China rights 'worsen with Games'
The human rights situation in China has deteriorated, not improved, with its hosting of the Olympic Games this year, campaigners Amnesty International say. ( BBC )
It documents the use of "re-education through labour", the suppression of rights activists and journalists, and the use of arbitrary imprisonment.
A spokesman urged world leaders due to attend the Games, opening in 10 days, to speak out against the violations.
Chinese officials were not commenting on the report ahead of its publication.
However, Beijing routinely denies allegations that it abuses human rights, arguing that recent reforms have improved the situation and saying its economic management has improved the quality of life of hundreds of millions of people.
When it was awarded the chance to host the Games, China said it would uphold the values of human dignity associated with the Olympian tradition, says the BBC's Vaudine England in Hong Kong.
It promised an improvement in human rights, media freedom and better provision in health and education, but Amnesty International says the opposite has occurred.
The report says that Chinese activists have been locked up, people have been made homeless, journalists have been detained, websites blocked, and the use of labour camps and prison beatings has increased.
"We've seen a deterioration in human rights because of the Olympics," said Roseann Rife, a deputy programme director for Amnesty International.
"Specifically we've seen crackdowns on domestic human rights activists, media censorship and increased use of re-education through labour as a means to clean up Beijing and surrounding areas."
The group names individual activists including Hu Jia, Yang Chunlin and Ye Guozhu as among those who have effectively been silenced by the government in the run-up to the Games.
Mark Allison, China researcher at Amnesty, urged leaders not to forget them.

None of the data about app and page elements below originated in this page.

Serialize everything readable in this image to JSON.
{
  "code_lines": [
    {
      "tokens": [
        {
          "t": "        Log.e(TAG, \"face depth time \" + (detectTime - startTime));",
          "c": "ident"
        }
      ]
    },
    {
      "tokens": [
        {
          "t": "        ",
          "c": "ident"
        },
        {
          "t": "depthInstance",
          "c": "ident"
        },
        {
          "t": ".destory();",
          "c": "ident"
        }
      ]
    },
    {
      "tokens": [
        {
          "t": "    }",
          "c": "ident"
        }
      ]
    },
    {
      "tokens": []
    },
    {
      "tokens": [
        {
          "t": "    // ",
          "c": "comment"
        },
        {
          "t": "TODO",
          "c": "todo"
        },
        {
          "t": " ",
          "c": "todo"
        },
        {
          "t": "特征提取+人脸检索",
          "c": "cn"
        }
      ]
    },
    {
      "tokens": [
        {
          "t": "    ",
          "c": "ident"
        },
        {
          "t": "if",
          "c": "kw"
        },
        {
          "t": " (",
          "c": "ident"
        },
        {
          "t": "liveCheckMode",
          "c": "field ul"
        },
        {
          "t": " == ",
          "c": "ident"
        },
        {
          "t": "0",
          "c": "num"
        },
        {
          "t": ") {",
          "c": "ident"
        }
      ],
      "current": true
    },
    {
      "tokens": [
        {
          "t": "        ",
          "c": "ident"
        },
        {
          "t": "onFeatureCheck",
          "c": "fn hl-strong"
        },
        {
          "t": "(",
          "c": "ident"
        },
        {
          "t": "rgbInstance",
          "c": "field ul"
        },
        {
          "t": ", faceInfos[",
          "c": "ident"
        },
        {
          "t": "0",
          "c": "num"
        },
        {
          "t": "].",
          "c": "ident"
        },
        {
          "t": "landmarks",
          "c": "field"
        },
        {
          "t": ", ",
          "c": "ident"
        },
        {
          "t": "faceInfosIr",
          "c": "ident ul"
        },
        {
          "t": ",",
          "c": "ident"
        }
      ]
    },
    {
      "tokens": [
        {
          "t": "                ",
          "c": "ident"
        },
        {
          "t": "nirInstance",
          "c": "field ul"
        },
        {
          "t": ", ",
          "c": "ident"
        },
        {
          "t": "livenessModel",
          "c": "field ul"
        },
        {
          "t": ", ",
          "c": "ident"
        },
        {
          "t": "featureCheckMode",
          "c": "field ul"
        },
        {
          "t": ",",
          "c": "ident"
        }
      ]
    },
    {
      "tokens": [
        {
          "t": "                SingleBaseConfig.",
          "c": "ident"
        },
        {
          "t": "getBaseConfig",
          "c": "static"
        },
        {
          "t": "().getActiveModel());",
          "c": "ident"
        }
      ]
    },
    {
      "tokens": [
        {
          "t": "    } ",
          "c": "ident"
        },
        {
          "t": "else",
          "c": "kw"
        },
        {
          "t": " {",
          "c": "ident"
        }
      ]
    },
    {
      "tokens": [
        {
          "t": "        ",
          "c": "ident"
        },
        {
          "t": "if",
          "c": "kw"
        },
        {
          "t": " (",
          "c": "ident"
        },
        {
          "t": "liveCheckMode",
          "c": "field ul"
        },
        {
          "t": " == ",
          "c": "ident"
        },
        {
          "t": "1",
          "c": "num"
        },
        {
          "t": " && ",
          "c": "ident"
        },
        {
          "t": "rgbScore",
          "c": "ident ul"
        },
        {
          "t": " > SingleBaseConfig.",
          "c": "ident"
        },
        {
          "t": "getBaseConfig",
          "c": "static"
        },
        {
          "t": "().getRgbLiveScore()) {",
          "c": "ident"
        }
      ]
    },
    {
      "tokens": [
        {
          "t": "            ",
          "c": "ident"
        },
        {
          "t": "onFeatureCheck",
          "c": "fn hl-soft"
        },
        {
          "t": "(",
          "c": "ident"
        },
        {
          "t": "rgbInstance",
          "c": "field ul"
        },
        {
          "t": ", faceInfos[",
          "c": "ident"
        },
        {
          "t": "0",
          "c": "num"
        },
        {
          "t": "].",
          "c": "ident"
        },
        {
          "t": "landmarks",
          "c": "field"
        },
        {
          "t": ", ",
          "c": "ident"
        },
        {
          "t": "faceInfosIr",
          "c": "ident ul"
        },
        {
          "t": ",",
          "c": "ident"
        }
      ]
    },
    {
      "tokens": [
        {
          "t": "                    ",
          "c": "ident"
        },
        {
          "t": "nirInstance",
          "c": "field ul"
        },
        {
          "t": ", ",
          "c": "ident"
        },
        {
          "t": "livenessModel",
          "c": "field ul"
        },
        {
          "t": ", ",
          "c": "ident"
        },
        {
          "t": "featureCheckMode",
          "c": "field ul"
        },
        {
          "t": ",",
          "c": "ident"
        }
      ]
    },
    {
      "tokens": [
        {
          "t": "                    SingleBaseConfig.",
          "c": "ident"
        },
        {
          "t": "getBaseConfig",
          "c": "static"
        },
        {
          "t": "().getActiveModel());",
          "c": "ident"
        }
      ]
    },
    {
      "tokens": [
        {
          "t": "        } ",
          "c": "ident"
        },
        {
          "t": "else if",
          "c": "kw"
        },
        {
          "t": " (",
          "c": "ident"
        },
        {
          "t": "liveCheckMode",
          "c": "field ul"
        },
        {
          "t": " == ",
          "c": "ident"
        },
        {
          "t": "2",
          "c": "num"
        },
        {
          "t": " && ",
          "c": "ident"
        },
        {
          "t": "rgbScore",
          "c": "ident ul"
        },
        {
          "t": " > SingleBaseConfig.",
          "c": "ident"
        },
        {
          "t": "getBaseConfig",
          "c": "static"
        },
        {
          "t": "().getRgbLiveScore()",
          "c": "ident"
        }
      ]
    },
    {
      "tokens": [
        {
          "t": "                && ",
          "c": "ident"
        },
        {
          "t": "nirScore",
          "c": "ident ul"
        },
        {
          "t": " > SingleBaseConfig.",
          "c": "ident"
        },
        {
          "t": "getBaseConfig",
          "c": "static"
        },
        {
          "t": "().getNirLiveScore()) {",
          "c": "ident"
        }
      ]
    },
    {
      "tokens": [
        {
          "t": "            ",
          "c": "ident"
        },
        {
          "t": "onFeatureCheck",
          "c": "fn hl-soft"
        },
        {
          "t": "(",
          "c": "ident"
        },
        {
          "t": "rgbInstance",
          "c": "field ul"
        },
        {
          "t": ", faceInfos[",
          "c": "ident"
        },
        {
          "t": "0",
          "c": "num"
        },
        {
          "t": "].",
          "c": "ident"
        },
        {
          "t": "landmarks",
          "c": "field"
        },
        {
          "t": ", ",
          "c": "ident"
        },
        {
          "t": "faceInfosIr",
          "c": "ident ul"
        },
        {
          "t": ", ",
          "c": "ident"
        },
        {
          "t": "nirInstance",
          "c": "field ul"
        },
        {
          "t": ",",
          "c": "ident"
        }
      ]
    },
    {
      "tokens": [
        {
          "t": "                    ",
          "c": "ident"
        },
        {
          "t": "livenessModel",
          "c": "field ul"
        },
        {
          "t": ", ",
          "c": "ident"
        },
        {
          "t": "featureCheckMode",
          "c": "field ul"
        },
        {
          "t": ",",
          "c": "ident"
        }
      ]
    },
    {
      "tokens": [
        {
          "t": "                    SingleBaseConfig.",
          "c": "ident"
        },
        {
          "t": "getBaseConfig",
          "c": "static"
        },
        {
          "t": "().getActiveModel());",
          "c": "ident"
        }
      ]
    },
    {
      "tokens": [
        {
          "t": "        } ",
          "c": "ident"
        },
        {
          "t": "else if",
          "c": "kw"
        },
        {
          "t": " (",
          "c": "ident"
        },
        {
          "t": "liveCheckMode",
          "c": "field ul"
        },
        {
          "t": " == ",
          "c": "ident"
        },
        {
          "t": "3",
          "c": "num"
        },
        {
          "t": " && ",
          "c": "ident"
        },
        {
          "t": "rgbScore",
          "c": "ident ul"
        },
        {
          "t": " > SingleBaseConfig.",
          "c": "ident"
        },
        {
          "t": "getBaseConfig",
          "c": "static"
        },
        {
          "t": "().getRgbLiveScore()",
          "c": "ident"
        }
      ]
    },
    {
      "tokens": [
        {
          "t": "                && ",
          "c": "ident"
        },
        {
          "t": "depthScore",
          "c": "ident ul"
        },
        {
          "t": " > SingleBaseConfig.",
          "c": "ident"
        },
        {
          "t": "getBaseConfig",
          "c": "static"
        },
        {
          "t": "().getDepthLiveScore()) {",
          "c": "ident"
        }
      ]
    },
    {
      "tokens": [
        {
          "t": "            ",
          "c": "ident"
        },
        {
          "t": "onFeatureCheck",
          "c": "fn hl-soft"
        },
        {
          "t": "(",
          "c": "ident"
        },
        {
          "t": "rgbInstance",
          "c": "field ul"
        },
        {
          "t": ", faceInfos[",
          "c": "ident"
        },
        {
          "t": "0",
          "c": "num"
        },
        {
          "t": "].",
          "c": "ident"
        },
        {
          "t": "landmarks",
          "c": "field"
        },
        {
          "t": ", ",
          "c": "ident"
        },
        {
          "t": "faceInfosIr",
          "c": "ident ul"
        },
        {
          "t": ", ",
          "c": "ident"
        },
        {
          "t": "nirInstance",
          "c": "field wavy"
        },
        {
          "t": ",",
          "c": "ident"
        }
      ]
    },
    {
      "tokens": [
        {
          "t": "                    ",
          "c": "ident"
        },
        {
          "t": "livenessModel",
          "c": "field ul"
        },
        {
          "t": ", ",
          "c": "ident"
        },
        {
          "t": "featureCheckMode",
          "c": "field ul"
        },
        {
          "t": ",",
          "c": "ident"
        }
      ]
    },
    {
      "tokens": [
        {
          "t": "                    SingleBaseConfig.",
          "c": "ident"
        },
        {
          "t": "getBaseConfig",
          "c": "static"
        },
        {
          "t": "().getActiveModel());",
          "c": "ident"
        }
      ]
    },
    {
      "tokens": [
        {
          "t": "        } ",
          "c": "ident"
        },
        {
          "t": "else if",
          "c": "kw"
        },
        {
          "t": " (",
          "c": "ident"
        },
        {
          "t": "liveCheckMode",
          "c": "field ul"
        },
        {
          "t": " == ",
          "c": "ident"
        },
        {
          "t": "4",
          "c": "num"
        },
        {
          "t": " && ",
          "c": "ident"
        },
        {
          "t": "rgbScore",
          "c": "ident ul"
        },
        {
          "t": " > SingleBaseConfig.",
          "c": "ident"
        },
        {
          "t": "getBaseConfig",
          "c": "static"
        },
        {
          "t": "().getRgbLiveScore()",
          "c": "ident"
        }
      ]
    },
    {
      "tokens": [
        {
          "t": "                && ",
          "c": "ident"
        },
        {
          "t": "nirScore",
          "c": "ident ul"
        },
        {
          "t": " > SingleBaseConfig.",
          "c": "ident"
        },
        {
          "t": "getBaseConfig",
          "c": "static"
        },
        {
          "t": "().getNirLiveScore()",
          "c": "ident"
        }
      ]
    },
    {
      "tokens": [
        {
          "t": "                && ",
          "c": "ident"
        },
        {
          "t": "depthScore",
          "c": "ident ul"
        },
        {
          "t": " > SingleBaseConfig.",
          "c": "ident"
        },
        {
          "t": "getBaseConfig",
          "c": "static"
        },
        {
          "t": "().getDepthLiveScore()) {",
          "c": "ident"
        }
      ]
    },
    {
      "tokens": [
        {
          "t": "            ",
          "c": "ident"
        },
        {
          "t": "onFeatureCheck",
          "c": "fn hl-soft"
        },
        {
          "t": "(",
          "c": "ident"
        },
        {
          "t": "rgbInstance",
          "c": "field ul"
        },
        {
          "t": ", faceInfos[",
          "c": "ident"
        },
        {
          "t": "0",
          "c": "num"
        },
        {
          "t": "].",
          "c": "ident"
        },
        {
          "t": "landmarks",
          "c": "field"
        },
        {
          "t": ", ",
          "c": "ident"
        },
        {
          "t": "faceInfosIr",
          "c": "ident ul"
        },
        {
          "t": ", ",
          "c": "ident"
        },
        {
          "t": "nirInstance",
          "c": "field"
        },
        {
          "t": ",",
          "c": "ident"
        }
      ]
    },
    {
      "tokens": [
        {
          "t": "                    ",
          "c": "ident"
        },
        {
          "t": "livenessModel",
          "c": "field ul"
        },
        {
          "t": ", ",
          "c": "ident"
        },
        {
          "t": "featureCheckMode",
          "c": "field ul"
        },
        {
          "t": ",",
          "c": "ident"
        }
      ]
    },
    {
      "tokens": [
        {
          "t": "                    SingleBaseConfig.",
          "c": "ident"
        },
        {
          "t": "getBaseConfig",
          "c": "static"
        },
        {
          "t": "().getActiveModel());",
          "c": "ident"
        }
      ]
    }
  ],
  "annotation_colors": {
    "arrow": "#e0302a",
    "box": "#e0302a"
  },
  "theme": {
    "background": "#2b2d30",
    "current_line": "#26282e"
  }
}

"We continue to call on world leaders planning to attend the Games to speak out now to prevent the authorities from using their attendance as a tacit endorsement of violations perpetrated in preparation for the Olympics," he said.